EXERCISE GOAL: Provide the data again exactly, including every line that follows.

Data records for software interfaces:
----------
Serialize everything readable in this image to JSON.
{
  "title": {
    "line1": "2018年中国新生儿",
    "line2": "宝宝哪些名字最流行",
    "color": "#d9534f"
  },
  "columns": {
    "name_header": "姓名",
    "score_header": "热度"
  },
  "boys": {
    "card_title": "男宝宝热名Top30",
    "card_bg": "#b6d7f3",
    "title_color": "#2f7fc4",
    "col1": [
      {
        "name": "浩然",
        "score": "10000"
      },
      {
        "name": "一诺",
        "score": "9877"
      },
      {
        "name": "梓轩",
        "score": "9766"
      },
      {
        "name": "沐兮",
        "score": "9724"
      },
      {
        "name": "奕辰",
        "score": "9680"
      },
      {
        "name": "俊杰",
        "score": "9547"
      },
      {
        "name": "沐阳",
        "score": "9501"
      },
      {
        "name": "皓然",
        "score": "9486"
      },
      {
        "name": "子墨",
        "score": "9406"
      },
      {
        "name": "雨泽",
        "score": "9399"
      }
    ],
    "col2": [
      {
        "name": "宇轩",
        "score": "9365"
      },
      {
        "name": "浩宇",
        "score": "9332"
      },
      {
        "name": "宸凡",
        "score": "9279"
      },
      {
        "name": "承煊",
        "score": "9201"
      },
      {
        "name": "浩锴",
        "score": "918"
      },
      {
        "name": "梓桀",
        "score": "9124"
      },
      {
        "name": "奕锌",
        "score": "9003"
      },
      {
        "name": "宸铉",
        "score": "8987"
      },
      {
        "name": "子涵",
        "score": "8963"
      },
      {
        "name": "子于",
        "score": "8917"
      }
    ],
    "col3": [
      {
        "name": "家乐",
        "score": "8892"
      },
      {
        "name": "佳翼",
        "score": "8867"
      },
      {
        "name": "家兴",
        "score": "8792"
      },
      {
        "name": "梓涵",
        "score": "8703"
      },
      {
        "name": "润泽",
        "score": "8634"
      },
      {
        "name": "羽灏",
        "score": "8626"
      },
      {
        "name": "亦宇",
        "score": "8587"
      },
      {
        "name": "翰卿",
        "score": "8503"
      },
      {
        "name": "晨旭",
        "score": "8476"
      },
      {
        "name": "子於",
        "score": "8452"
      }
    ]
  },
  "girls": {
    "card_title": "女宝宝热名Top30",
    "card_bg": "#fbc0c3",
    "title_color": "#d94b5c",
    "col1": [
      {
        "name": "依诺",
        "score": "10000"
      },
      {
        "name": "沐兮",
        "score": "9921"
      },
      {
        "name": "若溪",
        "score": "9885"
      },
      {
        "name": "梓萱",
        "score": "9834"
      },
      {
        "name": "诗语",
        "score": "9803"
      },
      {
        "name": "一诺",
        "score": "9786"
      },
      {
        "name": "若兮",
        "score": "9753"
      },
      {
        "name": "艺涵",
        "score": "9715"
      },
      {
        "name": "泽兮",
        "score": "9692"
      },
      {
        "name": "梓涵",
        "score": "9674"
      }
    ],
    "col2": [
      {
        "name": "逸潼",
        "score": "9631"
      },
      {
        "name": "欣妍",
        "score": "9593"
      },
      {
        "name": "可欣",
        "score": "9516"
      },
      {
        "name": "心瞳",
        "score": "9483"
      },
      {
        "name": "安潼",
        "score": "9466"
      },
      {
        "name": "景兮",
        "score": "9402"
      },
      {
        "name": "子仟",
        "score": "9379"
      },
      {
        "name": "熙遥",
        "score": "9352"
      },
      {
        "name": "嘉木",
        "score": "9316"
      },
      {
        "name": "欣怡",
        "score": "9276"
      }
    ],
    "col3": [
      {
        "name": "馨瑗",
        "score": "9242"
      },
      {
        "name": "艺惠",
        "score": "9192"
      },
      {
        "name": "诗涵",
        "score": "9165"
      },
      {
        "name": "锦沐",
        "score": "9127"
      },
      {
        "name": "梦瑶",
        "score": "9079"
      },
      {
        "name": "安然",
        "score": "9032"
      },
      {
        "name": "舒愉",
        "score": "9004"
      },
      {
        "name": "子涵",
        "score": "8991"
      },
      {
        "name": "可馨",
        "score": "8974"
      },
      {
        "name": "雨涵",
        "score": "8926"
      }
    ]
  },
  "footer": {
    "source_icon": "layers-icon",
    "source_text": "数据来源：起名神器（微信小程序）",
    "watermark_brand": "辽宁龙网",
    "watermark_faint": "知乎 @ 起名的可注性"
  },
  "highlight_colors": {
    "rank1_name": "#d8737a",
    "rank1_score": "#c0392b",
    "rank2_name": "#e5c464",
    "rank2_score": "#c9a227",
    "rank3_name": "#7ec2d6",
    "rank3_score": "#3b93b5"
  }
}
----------
EXERCISE RESULT:
Serialize everything readable in this image to JSON.
{
  "title": {
    "line1": "2018年中国新生儿",
    "line2": "宝宝哪些名字最流行",
    "color": "#d9534f"
  },
  "columns": {
    "name_header": "姓名",
    "score_header": "热度"
  },
  "boys": {
    "card_title": "男宝宝热名Top30",
    "card_bg": "#b6d7f3",
    "title_color": "#2f7fc4",
    "col1": [
      {
        "name": "浩然",
        "score": "10000"
      },
      {
        "name": "一诺",
        "score": "9877"
      },
      {
        "name": "梓轩",
        "score": "9766"
      },
      {
        "name": "沐兮",
        "score": "9724"
      },
      {
        "name": "奕辰",
        "score": "9680"
      },
      {
        "name": "俊杰",
        "score": "9547"
      },
      {
        "name": "沐阳",
        "score": "9501"
      },
      {
        "name": "皓然",
        "score": "9486"
      },
      {
        "name": "子墨",
        "score": "9406"
      },
      {
        "name": "雨泽",
        "score": "9399"
      }
    ],
    "col2": [
      {
        "name": "宇轩",
        "score": "9365"
      },
      {
        "name": "浩宇",
        "score": "9332"
      },
      {
        "name": "宸凡",
        "score": "9279"
      },
      {
        "name": "承煊",
        "score": "9201"
      },
      {
        "name": "浩锴",
        "score": "918"
      },
      {
        "name": "梓桀",
        "score": "9124"
      },
      {
        "name": "奕锌",
        "score": "9003"
      },
      {
        "name": "宸铉",
        "score": "8987"
      },
      {
        "name": "子涵",
        "score": "8963"
      },
      {
        "name": "子于",
        "score": "8917"
      }
    ],
    "col3": [
      {
        "name": "家乐",
        "score": "8892"
      },
      {
        "name": "佳翼",
        "score": "8867"
      },
      {
        "name": "家兴",
        "score": "8792"
      },
      {
        "name": "梓涵",
        "score": "8703"
      },
      {
        "name": "润泽",
        "score": "8634"
      },
      {
        "name": "羽灏",
        "score": "8626"
      },
      {
        "name": "亦宇",
        "score": "8587"
      },
      {
        "name": "翰卿",
        "score": "8503"
      },
      {
        "name": "晨旭",
        "score": "8476"
      },
      {
        "name": "子於",
        "score": "8452"
      }
    ]
  },
  "girls": {
    "card_title": "女宝宝热名Top30",
    "card_bg": "#fbc0c3",
    "title_color": "#d94b5c",
    "col1": [
      {
        "name": "依诺",
        "score": "10000"
      },
      {
        "name": "沐兮",
        "score": "9921"
      },
      {
        "name": "若溪",
        "score": "9885"
      },
      {
        "name": "梓萱",
        "score": "9834"
      },
      {
        "name": "诗语",
        "score": "9803"
      },
      {
        "name": "一诺",
        "score": "9786"
      },
      {
        "name": "若兮",
        "score": "9753"
      },
      {
        "name": "艺涵",
        "score": "9715"
      },
      {
        "name": "泽兮",
        "score": "9692"
      },
      {
        "name": "梓涵",
        "score": "9674"
      }
    ],
    "col2": [
      {
        "name": "逸潼",
        "score": "9631"
      },
      {
        "name": "欣妍",
        "score": "9593"
      },
      {
        "name": "可欣",
        "score": "9516"
      },
      {
        "name": "心瞳",
        "score": "9483"
      },
      {
        "name": "安潼",
        "score": "9466"
      },
      {
        "name": "景兮",
        "score": "9402"
      },
      {
        "name": "子仟",
        "score": "9379"
      },
      {
        "name": "熙遥",
        "score": "9352"
      },
      {
        "name": "嘉木",
        "score": "9316"
      },
      {
        "name": "欣怡",
        "score": "9276"
      }
    ],
    "col3": [
      {
        "name": "馨瑗",
        "score": "9242"
      },
      {
        "name": "艺惠",
        "score": "9192"
      },
      {
        "name": "诗涵",
        "score": "9165"
      },
      {
        "name": "锦沐",
        "score": "9127"
      },
      {
        "name": "梦瑶",
        "score": "9079"
      },
      {
        "name": "安然",
        "score": "9032"
      },
      {
        "name": "舒愉",
        "score": "9004"
      },
      {
        "name": "子涵",
        "score": "8991"
      },
      {
        "name": "可馨",
        "score": "8974"
      },
      {
        "name": "雨涵",
        "score": "8926"
      }
    ]
  },
  "footer": {
    "source_icon": "layers-icon",
    "source_text": "数据来源：起名神器（微信小程序）",
    "watermark_brand": "辽宁龙网",
    "watermark_faint": "知乎 @ 起名的可注性"
  },
  "highlight_colors": {
    "rank1_name": "#d8737a",
    "rank1_score": "#c0392b",
    "rank2_name": "#e5c464",
    "rank2_score": "#c9a227",
    "rank3_name": "#7ec2d6",
    "rank3_score": "#3b93b5"
  }
}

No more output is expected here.